| Dataset excerpts |

==========

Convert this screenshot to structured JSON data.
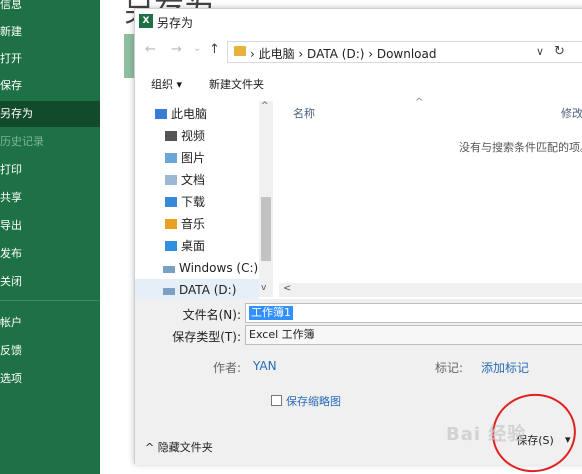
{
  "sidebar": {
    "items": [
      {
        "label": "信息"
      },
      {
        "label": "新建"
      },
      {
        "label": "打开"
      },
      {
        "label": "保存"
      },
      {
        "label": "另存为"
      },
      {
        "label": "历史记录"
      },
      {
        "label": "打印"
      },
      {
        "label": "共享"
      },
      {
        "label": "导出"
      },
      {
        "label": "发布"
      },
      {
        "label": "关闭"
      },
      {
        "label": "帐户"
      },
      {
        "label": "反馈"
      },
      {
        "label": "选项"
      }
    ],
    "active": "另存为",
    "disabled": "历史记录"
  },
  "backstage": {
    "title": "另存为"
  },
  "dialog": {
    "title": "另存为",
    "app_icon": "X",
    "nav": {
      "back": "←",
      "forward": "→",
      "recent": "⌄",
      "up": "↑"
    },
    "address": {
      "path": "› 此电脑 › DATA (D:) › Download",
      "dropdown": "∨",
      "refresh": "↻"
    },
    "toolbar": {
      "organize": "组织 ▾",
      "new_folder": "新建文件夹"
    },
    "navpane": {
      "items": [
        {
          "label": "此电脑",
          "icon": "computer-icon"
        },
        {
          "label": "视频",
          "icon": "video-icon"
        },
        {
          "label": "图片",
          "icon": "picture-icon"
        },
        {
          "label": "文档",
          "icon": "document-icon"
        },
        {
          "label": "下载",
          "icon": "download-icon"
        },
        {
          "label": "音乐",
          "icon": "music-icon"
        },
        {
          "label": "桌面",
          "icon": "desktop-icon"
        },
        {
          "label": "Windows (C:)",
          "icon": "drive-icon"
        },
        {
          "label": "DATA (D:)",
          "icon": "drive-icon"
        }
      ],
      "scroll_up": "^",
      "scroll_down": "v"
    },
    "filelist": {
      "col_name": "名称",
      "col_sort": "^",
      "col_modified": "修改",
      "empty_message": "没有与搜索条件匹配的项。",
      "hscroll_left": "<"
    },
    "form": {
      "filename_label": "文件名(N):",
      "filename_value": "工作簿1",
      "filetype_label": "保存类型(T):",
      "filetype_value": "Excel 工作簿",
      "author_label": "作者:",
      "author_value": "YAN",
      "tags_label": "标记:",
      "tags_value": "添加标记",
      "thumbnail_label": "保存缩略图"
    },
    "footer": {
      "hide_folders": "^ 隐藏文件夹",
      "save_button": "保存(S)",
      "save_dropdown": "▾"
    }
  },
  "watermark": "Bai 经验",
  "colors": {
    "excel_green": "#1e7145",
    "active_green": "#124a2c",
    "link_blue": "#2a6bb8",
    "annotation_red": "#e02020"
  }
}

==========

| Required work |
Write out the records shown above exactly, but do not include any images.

| Solution to this exercise |
Convert this screenshot to structured JSON data.
{
  "sidebar": {
    "items": [
      {
        "label": "信息"
      },
      {
        "label": "新建"
      },
      {
        "label": "打开"
      },
      {
        "label": "保存"
      },
      {
        "label": "另存为"
      },
      {
        "label": "历史记录"
      },
      {
        "label": "打印"
      },
      {
        "label": "共享"
      },
      {
        "label": "导出"
      },
      {
        "label": "发布"
      },
      {
        "label": "关闭"
      },
      {
        "label": "帐户"
      },
      {
        "label": "反馈"
      },
      {
        "label": "选项"
      }
    ],
    "active": "另存为",
    "disabled": "历史记录"
  },
  "backstage": {
    "title": "另存为"
  },
  "dialog": {
    "title": "另存为",
    "app_icon": "X",
    "nav": {
      "back": "←",
      "forward": "→",
      "recent": "⌄",
      "up": "↑"
    },
    "address": {
      "path": "› 此电脑 › DATA (D:) › Download",
      "dropdown": "∨",
      "refresh": "↻"
    },
    "toolbar": {
      "organize": "组织 ▾",
      "new_folder": "新建文件夹"
    },
    "navpane": {
      "items": [
        {
          "label": "此电脑",
          "icon": "computer-icon"
        },
        {
          "label": "视频",
          "icon": "video-icon"
        },
        {
          "label": "图片",
          "icon": "picture-icon"
        },
        {
          "label": "文档",
          "icon": "document-icon"
        },
        {
          "label": "下载",
          "icon": "download-icon"
        },
        {
          "label": "音乐",
          "icon": "music-icon"
        },
        {
          "label": "桌面",
          "icon": "desktop-icon"
        },
        {
          "label": "Windows (C:)",
          "icon": "drive-icon"
        },
        {
          "label": "DATA (D:)",
          "icon": "drive-icon"
        }
      ],
      "scroll_up": "^",
      "scroll_down": "v"
    },
    "filelist": {
      "col_name": "名称",
      "col_sort": "^",
      "col_modified": "修改",
      "empty_message": "没有与搜索条件匹配的项。",
      "hscroll_left": "<"
    },
    "form": {
      "filename_label": "文件名(N):",
      "filename_value": "工作簿1",
      "filetype_label": "保存类型(T):",
      "filetype_value": "Excel 工作簿",
      "author_label": "作者:",
      "author_value": "YAN",
      "tags_label": "标记:",
      "tags_value": "添加标记",
      "thumbnail_label": "保存缩略图"
    },
    "footer": {
      "hide_folders": "^ 隐藏文件夹",
      "save_button": "保存(S)",
      "save_dropdown": "▾"
    }
  },
  "watermark": "Bai 经验",
  "colors": {
    "excel_green": "#1e7145",
    "active_green": "#124a2c",
    "link_blue": "#2a6bb8",
    "annotation_red": "#e02020"
  }
}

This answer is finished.